* Exercise goal *
Return all of the material exactly; no line may be dropped.

* Source records *

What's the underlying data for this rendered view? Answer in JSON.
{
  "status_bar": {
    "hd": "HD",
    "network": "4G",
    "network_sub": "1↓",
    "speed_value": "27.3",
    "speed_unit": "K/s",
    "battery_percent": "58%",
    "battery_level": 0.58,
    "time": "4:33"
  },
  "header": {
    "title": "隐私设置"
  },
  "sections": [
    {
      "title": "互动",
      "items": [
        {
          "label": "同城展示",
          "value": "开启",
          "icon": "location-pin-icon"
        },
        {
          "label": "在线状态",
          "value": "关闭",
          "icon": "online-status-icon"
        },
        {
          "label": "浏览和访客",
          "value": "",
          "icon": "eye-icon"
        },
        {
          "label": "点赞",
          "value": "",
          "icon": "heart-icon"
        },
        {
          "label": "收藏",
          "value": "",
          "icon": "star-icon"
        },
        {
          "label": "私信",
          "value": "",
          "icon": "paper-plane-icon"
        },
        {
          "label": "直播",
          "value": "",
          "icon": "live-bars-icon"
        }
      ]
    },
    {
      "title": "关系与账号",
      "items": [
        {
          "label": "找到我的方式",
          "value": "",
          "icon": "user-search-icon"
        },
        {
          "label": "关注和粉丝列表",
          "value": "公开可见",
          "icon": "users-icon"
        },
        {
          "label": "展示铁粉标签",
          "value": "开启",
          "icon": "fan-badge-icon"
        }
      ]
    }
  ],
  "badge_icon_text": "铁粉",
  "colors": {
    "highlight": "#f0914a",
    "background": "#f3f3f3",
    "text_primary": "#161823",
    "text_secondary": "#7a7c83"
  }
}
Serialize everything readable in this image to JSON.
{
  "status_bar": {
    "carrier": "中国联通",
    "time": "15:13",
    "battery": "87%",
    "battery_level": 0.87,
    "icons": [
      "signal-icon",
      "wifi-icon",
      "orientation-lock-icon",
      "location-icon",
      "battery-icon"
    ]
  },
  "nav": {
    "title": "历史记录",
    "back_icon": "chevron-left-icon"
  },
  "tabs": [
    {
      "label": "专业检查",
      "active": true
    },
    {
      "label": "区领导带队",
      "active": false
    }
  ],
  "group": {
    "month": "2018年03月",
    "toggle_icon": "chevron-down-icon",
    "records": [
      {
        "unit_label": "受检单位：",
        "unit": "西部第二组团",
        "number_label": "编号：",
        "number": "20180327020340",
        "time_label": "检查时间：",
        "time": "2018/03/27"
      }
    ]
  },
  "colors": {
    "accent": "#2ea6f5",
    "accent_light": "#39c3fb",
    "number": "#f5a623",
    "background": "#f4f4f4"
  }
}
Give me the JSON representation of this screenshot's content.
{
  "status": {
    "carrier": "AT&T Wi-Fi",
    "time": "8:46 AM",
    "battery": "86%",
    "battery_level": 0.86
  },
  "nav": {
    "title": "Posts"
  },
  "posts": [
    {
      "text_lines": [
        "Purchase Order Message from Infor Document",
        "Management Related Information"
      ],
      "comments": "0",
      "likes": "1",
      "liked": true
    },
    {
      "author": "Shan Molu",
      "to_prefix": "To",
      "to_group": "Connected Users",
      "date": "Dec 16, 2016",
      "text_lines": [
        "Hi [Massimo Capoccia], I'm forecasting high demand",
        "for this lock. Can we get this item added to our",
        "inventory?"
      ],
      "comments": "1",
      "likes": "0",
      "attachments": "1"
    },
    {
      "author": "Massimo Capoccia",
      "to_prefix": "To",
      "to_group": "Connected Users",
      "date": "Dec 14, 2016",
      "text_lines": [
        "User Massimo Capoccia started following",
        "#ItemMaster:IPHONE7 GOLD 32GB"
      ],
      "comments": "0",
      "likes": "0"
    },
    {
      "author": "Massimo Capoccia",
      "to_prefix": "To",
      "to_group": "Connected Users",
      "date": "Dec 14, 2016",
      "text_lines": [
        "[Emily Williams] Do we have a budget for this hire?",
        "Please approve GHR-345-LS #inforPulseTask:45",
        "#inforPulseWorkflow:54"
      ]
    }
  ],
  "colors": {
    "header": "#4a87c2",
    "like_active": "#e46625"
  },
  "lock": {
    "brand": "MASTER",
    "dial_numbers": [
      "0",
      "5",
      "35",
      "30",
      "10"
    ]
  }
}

* Task result *
What's the underlying data for this rendered view? Answer in JSON.
{
  "status_bar": {
    "hd": "HD",
    "network": "4G",
    "network_sub": "1↓",
    "speed_value": "27.3",
    "speed_unit": "K/s",
    "battery_percent": "58%",
    "battery_level": 0.58,
    "time": "4:33"
  },
  "header": {
    "title": "隐私设置"
  },
  "sections": [
    {
      "title": "互动",
      "items": [
        {
          "label": "同城展示",
          "value": "开启",
          "icon": "location-pin-icon"
        },
        {
          "label": "在线状态",
          "value": "关闭",
          "icon": "online-status-icon"
        },
        {
          "label": "浏览和访客",
          "value": "",
          "icon": "eye-icon"
        },
        {
          "label": "点赞",
          "value": "",
          "icon": "heart-icon"
        },
        {
          "label": "收藏",
          "value": "",
          "icon": "star-icon"
        },
        {
          "label": "私信",
          "value": "",
          "icon": "paper-plane-icon"
        },
        {
          "label": "直播",
          "value": "",
          "icon": "live-bars-icon"
        }
      ]
    },
    {
      "title": "关系与账号",
      "items": [
        {
          "label": "找到我的方式",
          "value": "",
          "icon": "user-search-icon"
        },
        {
          "label": "关注和粉丝列表",
          "value": "公开可见",
          "icon": "users-icon"
        },
        {
          "label": "展示铁粉标签",
          "value": "开启",
          "icon": "fan-badge-icon"
        }
      ]
    }
  ],
  "badge_icon_text": "铁粉",
  "colors": {
    "highlight": "#f0914a",
    "background": "#f3f3f3",
    "text_primary": "#161823",
    "text_secondary": "#7a7c83"
  }
}
Serialize everything readable in this image to JSON.
{
  "status_bar": {
    "carrier": "中国联通",
    "time": "15:13",
    "battery": "87%",
    "battery_level": 0.87,
    "icons": [
      "signal-icon",
      "wifi-icon",
      "orientation-lock-icon",
      "location-icon",
      "battery-icon"
    ]
  },
  "nav": {
    "title": "历史记录",
    "back_icon": "chevron-left-icon"
  },
  "tabs": [
    {
      "label": "专业检查",
      "active": true
    },
    {
      "label": "区领导带队",
      "active": false
    }
  ],
  "group": {
    "month": "2018年03月",
    "toggle_icon": "chevron-down-icon",
    "records": [
      {
        "unit_label": "受检单位：",
        "unit": "西部第二组团",
        "number_label": "编号：",
        "number": "20180327020340",
        "time_label": "检查时间：",
        "time": "2018/03/27"
      }
    ]
  },
  "colors": {
    "accent": "#2ea6f5",
    "accent_light": "#39c3fb",
    "number": "#f5a623",
    "background": "#f4f4f4"
  }
}
Give me the JSON representation of this screenshot's content.
{
  "status": {
    "carrier": "AT&T Wi-Fi",
    "time": "8:46 AM",
    "battery": "86%",
    "battery_level": 0.86
  },
  "nav": {
    "title": "Posts"
  },
  "posts": [
    {
      "text_lines": [
        "Purchase Order Message from Infor Document",
        "Management Related Information"
      ],
      "comments": "0",
      "likes": "1",
      "liked": true
    },
    {
      "author": "Shan Molu",
      "to_prefix": "To",
      "to_group": "Connected Users",
      "date": "Dec 16, 2016",
      "text_lines": [
        "Hi [Massimo Capoccia], I'm forecasting high demand",
        "for this lock. Can we get this item added to our",
        "inventory?"
      ],
      "comments": "1",
      "likes": "0",
      "attachments": "1"
    },
    {
      "author": "Massimo Capoccia",
      "to_prefix": "To",
      "to_group": "Connected Users",
      "date": "Dec 14, 2016",
      "text_lines": [
        "User Massimo Capoccia started following",
        "#ItemMaster:IPHONE7 GOLD 32GB"
      ],
      "comments": "0",
      "likes": "0"
    },
    {
      "author": "Massimo Capoccia",
      "to_prefix": "To",
      "to_group": "Connected Users",
      "date": "Dec 14, 2016",
      "text_lines": [
        "[Emily Williams] Do we have a budget for this hire?",
        "Please approve GHR-345-LS #inforPulseTask:45",
        "#inforPulseWorkflow:54"
      ]
    }
  ],
  "colors": {
    "header": "#4a87c2",
    "like_active": "#e46625"
  },
  "lock": {
    "brand": "MASTER",
    "dial_numbers": [
      "0",
      "5",
      "35",
      "30",
      "10"
    ]
  }
}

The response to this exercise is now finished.